▸ **What is expected**
The entries should be given again in full. Alter nothing.

Material for this exercise START

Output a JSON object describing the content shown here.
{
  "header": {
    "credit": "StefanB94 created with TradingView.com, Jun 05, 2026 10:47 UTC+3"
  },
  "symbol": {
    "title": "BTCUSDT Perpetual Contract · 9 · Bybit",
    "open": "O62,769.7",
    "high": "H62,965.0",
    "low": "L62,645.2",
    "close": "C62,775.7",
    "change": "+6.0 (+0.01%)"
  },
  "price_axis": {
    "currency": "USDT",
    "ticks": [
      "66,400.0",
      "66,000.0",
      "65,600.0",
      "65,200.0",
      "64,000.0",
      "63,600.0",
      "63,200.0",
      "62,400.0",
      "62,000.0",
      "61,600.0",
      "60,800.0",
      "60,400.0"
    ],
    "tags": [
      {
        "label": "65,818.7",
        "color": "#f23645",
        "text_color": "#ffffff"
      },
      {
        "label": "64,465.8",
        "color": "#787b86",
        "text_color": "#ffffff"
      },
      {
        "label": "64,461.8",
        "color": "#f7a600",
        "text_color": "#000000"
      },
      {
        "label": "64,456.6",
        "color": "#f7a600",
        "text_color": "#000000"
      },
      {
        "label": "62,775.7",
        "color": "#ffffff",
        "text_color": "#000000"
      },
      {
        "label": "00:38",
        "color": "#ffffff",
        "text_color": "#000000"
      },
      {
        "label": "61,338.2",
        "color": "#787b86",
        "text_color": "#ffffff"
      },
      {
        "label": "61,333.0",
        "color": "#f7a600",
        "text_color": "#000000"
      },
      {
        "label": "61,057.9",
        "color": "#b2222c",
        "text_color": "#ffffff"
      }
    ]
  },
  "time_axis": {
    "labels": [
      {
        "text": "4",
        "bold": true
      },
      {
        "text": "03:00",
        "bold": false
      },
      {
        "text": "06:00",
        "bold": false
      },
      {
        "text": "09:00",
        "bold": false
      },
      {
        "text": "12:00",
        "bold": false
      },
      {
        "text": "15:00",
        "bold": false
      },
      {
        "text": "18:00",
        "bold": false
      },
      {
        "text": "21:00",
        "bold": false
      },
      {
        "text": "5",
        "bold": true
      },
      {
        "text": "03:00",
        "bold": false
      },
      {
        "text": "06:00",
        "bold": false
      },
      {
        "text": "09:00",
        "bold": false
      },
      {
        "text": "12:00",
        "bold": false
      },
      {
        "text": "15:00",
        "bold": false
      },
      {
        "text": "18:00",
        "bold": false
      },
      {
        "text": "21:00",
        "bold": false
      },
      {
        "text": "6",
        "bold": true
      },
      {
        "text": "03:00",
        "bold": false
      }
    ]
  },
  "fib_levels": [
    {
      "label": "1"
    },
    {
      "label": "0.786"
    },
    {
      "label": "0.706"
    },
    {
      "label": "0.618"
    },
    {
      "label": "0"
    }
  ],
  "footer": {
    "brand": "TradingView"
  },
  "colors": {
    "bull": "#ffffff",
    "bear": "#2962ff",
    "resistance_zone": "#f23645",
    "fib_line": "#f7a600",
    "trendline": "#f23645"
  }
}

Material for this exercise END

▸ **Exercise response**
Output a JSON object describing the content shown here.
{
  "header": {
    "credit": "StefanB94 created with TradingView.com, Jun 05, 2026 10:47 UTC+3"
  },
  "symbol": {
    "title": "BTCUSDT Perpetual Contract · 9 · Bybit",
    "open": "O62,769.7",
    "high": "H62,965.0",
    "low": "L62,645.2",
    "close": "C62,775.7",
    "change": "+6.0 (+0.01%)"
  },
  "price_axis": {
    "currency": "USDT",
    "ticks": [
      "66,400.0",
      "66,000.0",
      "65,600.0",
      "65,200.0",
      "64,000.0",
      "63,600.0",
      "63,200.0",
      "62,400.0",
      "62,000.0",
      "61,600.0",
      "60,800.0",
      "60,400.0"
    ],
    "tags": [
      {
        "label": "65,818.7",
        "color": "#f23645",
        "text_color": "#ffffff"
      },
      {
        "label": "64,465.8",
        "color": "#787b86",
        "text_color": "#ffffff"
      },
      {
        "label": "64,461.8",
        "color": "#f7a600",
        "text_color": "#000000"
      },
      {
        "label": "64,456.6",
        "color": "#f7a600",
        "text_color": "#000000"
      },
      {
        "label": "62,775.7",
        "color": "#ffffff",
        "text_color": "#000000"
      },
      {
        "label": "00:38",
        "color": "#ffffff",
        "text_color": "#000000"
      },
      {
        "label": "61,338.2",
        "color": "#787b86",
        "text_color": "#ffffff"
      },
      {
        "label": "61,333.0",
        "color": "#f7a600",
        "text_color": "#000000"
      },
      {
        "label": "61,057.9",
        "color": "#b2222c",
        "text_color": "#ffffff"
      }
    ]
  },
  "time_axis": {
    "labels": [
      {
        "text": "4",
        "bold": true
      },
      {
        "text": "03:00",
        "bold": false
      },
      {
        "text": "06:00",
        "bold": false
      },
      {
        "text": "09:00",
        "bold": false
      },
      {
        "text": "12:00",
        "bold": false
      },
      {
        "text": "15:00",
        "bold": false
      },
      {
        "text": "18:00",
        "bold": false
      },
      {
        "text": "21:00",
        "bold": false
      },
      {
        "text": "5",
        "bold": true
      },
      {
        "text": "03:00",
        "bold": false
      },
      {
        "text": "06:00",
        "bold": false
      },
      {
        "text": "09:00",
        "bold": false
      },
      {
        "text": "12:00",
        "bold": false
      },
      {
        "text": "15:00",
        "bold": false
      },
      {
        "text": "18:00",
        "bold": false
      },
      {
        "text": "21:00",
        "bold": false
      },
      {
        "text": "6",
        "bold": true
      },
      {
        "text": "03:00",
        "bold": false
      }
    ]
  },
  "fib_levels": [
    {
      "label": "1"
    },
    {
      "label": "0.786"
    },
    {
      "label": "0.706"
    },
    {
      "label": "0.618"
    },
    {
      "label": "0"
    }
  ],
  "footer": {
    "brand": "TradingView"
  },
  "colors": {
    "bull": "#ffffff",
    "bear": "#2962ff",
    "resistance_zone": "#f23645",
    "fib_line": "#f7a600",
    "trendline": "#f23645"
  }
}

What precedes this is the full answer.